We got the first call. A black cocker spaniel a short distance away was needing a good home. I wasn't partial to any breed, so we jumped in the car and drove to the next town to meet the dog.
His name was Bud. (Remember the Budweiser dog from the commercials in the 90's?) And while I wasn't crazy about his name, I distinctly remember thinking it would be rude to the family to say I didn't want him, and ever-optimistic that we would bond instantly, we loaded him up into the car. I jumped into the backseat with him as my Dad got into the driver's seat. Bud decided he liked the front bench seat better, so he bounded over and turned back and placed his paws on the seat, facing me. Dad had started to back out of the driveway when I playfully scratched Bud behind his ears. The next thing I know, Bud yipped and bit at my face, then retreated. I screamed and my dad stopped and turned the lights on as a look of horror settled on his face. I touched my nose and instantly saw the bright red blood that stained my hands.
Obviously, we returned the dog to his owners. I was rushed to the hospital and cleaned up and given shots, even though the dog was up to date on his vaccinations. I had 2 long scratches down my nose and Bud had grabbed my upper lip, biting it and causing it to swell into an enormous lump.

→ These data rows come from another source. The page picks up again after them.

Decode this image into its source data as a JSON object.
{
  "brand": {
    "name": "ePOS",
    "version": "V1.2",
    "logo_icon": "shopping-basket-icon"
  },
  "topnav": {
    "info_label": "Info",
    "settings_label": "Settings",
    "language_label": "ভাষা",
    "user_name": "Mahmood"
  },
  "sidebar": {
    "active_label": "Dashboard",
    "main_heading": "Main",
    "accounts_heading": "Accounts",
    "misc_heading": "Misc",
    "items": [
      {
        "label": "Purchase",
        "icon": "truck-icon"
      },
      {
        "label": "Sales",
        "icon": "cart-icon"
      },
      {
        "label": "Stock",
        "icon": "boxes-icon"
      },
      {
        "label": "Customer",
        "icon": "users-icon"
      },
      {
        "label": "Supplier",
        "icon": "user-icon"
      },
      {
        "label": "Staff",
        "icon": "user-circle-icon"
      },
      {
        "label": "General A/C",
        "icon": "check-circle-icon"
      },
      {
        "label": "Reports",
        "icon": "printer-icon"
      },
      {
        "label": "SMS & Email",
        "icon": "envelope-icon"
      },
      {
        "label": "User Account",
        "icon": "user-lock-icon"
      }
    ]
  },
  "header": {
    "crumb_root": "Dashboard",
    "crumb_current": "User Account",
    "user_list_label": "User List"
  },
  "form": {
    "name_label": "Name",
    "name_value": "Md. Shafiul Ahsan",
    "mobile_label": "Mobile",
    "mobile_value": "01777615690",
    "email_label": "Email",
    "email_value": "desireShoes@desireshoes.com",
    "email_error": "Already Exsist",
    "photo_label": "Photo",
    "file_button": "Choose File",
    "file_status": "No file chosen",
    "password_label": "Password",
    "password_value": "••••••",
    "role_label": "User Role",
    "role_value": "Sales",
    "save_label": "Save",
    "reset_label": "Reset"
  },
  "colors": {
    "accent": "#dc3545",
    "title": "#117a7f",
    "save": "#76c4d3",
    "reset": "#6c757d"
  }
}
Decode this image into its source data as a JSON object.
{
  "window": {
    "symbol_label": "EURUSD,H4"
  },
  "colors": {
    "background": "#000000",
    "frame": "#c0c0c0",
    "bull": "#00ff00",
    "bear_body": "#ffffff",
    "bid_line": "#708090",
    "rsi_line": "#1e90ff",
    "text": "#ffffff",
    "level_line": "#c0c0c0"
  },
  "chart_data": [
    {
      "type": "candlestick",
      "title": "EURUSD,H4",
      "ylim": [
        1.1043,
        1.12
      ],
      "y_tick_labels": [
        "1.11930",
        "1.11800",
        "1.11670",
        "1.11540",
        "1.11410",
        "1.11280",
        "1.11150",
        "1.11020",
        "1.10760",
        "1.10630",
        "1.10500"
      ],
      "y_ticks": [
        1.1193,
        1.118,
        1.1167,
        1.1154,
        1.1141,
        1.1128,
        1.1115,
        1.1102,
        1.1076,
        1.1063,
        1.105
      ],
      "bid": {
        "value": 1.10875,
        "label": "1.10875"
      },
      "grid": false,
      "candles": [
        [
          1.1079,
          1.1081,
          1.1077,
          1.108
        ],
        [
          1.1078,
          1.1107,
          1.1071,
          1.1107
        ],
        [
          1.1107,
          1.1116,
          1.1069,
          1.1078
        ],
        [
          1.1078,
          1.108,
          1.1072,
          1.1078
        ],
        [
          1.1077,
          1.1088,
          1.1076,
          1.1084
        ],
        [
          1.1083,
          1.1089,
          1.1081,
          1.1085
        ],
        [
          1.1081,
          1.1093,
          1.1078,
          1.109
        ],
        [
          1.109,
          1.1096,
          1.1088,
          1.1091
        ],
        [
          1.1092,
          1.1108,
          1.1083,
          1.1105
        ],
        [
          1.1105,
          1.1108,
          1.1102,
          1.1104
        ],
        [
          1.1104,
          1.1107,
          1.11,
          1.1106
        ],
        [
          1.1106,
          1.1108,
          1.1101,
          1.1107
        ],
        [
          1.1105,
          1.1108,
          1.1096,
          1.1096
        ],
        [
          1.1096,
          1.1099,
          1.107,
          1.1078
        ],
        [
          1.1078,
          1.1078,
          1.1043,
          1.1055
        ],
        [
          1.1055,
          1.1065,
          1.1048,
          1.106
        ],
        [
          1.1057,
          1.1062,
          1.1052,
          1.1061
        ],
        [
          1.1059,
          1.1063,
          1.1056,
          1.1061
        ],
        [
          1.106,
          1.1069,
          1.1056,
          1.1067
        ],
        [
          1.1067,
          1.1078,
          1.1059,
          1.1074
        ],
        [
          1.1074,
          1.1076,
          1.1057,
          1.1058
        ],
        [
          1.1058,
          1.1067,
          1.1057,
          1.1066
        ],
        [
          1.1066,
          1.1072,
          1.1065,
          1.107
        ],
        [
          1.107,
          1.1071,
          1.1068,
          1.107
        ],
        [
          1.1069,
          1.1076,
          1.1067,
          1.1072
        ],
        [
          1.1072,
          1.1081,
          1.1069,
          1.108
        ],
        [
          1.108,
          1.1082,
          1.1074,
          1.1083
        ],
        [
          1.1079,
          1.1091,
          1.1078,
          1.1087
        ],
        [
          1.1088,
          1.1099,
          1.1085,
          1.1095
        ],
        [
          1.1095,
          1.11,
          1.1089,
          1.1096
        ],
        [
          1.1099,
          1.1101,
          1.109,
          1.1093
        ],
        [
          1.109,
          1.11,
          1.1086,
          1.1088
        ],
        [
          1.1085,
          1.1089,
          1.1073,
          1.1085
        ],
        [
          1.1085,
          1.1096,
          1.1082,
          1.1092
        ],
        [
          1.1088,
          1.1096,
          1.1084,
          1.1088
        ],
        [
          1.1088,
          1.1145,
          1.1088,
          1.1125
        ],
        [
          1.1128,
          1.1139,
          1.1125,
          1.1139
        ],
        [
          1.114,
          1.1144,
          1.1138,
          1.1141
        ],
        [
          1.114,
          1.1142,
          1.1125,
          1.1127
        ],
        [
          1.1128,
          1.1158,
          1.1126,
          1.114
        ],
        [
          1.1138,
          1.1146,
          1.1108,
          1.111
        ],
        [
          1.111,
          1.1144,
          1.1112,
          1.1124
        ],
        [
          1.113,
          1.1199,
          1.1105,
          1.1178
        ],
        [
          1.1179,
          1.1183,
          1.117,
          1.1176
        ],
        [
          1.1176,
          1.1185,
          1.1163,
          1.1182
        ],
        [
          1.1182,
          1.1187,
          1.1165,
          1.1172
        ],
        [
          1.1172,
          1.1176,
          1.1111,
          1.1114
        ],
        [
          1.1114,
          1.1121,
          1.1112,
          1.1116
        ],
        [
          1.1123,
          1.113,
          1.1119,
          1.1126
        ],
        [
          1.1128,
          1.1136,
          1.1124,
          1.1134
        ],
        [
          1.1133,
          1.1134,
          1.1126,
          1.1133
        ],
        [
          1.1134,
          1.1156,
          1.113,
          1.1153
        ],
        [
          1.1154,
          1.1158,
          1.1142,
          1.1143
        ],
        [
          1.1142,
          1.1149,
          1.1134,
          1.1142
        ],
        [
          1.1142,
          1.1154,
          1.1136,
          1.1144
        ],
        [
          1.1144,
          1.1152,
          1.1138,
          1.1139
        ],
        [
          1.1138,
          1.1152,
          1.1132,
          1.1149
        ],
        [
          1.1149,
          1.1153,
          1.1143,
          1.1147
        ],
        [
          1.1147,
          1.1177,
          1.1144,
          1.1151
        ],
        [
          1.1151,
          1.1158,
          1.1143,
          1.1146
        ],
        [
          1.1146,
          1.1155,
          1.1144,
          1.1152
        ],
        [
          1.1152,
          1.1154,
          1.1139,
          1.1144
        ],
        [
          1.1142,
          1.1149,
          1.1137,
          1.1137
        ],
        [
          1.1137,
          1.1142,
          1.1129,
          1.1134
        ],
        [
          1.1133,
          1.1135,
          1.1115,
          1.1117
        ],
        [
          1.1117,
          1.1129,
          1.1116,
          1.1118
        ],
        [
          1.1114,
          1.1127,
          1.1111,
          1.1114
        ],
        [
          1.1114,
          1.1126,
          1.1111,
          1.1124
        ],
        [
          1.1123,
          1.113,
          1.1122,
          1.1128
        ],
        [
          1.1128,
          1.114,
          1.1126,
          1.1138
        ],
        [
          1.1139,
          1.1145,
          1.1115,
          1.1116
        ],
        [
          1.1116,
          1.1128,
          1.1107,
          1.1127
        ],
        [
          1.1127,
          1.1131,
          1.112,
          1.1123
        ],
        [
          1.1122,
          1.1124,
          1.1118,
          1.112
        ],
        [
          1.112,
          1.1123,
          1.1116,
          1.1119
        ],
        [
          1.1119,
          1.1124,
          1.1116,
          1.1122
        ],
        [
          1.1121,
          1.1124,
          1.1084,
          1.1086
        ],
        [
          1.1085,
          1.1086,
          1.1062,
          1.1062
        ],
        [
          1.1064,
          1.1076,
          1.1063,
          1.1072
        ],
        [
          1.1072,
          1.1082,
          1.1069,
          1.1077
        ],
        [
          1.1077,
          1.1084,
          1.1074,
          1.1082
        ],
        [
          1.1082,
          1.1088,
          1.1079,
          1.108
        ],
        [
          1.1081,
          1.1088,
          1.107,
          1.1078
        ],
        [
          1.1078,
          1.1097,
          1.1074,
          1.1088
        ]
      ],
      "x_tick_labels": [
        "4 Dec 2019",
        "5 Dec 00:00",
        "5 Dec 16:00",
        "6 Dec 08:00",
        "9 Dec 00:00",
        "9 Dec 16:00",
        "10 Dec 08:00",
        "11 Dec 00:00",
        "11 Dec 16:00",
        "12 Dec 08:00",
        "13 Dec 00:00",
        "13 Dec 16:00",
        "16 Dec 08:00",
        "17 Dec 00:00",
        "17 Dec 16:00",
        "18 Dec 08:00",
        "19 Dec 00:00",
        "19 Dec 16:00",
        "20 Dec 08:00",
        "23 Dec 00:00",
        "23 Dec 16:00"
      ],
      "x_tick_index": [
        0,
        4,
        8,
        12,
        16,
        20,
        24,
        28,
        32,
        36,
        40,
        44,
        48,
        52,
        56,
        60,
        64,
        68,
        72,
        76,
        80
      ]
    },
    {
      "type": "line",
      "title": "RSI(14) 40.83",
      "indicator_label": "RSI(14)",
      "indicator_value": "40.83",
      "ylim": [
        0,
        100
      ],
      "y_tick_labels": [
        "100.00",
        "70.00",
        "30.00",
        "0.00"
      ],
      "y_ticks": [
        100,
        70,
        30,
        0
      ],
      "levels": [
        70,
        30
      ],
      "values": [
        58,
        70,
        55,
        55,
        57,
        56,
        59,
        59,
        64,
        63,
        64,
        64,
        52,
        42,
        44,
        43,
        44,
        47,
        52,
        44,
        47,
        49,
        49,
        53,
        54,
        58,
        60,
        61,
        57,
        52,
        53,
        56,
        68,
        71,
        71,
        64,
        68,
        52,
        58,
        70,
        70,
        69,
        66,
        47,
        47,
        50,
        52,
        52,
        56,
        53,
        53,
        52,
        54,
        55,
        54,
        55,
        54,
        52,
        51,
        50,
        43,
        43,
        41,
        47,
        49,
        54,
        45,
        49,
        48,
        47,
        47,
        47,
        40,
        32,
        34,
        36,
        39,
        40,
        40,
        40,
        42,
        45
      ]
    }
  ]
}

I felt fine, and dad and I drove home. My mom was gone that night, and returned home after I was in bed. I remember her telling me she just about cried when she checked in on me that night and saw the extent of my cuts. We heard that Bud did the same to the next family that visited, so he was put down shortly thereafter.
The cuts weren't pretty, but by Monday the swelling had gone down considerably in my lip, and mom let me wear makeup to conceal the cuts to school on Monday. The following Friday was school pictures and while I still wore makeup, I can detect the long, thin scars on my nose. No one else could really notice, but I still had my 15 minutes of fame in the class for such an exciting story.
A few months passed and when my parents were certain I wasn't forever petrified of dogs, the talk about getting another one began. I was fairly certain Iwanted a puppy who would grow up loving me and would no longer be threatened with having my face bit off. Easter weekend came and my brother was coming home from college. I was so preoccupied with being excited to see him, I didn't think much about my parent's suspicious behavior.
They called me outside to tell me there was an Easter basket for me. When I went out into the front yard, my dad was holding a small, white, puffy little puppy that he had just picked up for me. I was ecstatic. She was adorable and cuddly and everything you could want in a puppy. I named her "Pebbles" and she became my obsession for years to come.
I got that same feeling of excitement and possibility when Dan and I adopted our current dog, Sadie. It may be trite, but there is something special about a kid and her dog and I will never forget the good years that Pebbles and I had together.